“World’s most intelligent prosthetic leg” nominated for MacRobert Award

A robotic limb equipped with knee and ankle joints that constantly “talk” to each other, allowing the leg to adapt to its environment, has been nominated for the 2016 MacRobert Award.

World's most intelligent prosthetic leg
World’s most intelligent prosthetic leg

The prosthetic limb, known as the Linx, is one of three finalists for the £50,000 prize, awarded by the Royal Academy of Engineering.

The Linx, developed by Basingstoke-based prosthetics specialist Blatchford, is the first limb to be equipped with integrated robotic control of the knee and foot, in which the two joints work together in the same way as a human leg.

An array of sensors across the knee and ankle continuously collect data on their surrounding environment, and the terrain on which the wearer is walking or standing.

A central processor collects this information and uses specially developed software, called Mi² (Motion integrated intelligence), to adapt the position of the knee and ankle in response, according to Prof Sayeed Zahedi, technical director at Blatchford.

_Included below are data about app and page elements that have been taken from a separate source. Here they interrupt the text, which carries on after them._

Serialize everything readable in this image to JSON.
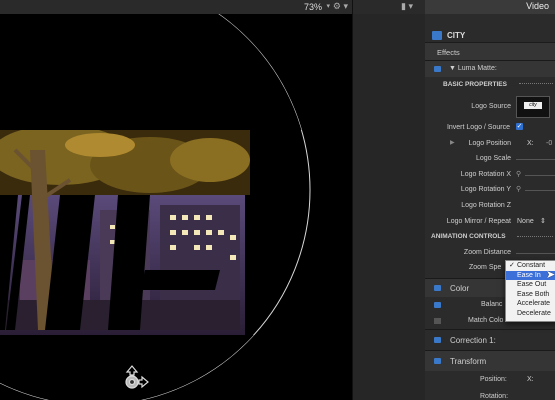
{
  "viewer": {
    "zoom": "73%",
    "zoom_caret": "▾",
    "gear": "⚙ ▾",
    "city_text": "...HTS'"
  },
  "gutter": {
    "icons": "▮ ▾"
  },
  "inspector": {
    "tab": "Video",
    "clip_name": "CITY",
    "effects_header": "Effects",
    "effect_name": "▼ Luma Matte:",
    "basic_properties": "BASIC PROPERTIES",
    "rows": {
      "logo_source": "Logo Source",
      "logo_source_thumb_text": "city",
      "invert": "Invert Logo / Source",
      "logo_position": "Logo Position",
      "logo_position_x": "X:",
      "logo_position_x_value": "-0",
      "logo_scale": "Logo Scale",
      "logo_rotation_x": "Logo Rotation X",
      "logo_rotation_y": "Logo Rotation Y",
      "logo_rotation_z": "Logo Rotation Z",
      "logo_mirror": "Logo Mirror / Repeat",
      "logo_mirror_value": "None",
      "logo_mirror_caret": "⇕",
      "animation_controls": "ANIMATION CONTROLS",
      "zoom_distance": "Zoom Distance",
      "zoom_speed": "Zoom Spe"
    },
    "color_section": "Color",
    "balance": "Balanc",
    "match_color": "Match Colo",
    "correction": "Correction 1:",
    "transform": "Transform",
    "position": "Position:",
    "position_x": "X:",
    "rotation": "Rotation:"
  },
  "dropdown": {
    "items": [
      "Constant",
      "Ease In",
      "Ease Out",
      "Ease Both",
      "Accelerate",
      "Decelerate"
    ],
    "checked": "Constant",
    "highlighted": "Ease In",
    "check_glyph": "✓"
  },
  "colors": {
    "accent": "#3a78c9",
    "highlight": "#3c6fd8"
  }
}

“We use a whole array of sensors to sense the environment, whether the person is standing, sitting, walking on the flat, going up or down a ramp, or up or down stairs,” he said. “We can then use information from those sensors that are measuring the ankle function to instruct the knee, and use the knee sensors to instruct the ankle, so there is a continuous dialogue between the two joints.”

Prosthetic limb wearers use a considerable amount of concentration and energy in just keeping steady whilst standing still. This can lead to lower back pain and hip problems, said Zahedi.

So the Linx is designed to sense when the wearer comes to a standstill, and automatically lock in position. Then, when the user wants to move on, the sensors unlock the joints again.

By redistributing the load more evenly at the point at which the prosthesis meets the leg, the system also helps to increase the wearer’s comfort, Zahedi said.

To fit a patient with the Linx, a clinician calibrates the limb’s central processor using a specially developed algorithm. This process allows the limb to learn and adapt to its wearer’s natural walking speed and style.

The calibration process is much quicker than those for previous robotic limbs, as the ankle and knee are able to continuously talk to each other, allowing the smart algorithm to adjust both joints simultaneously.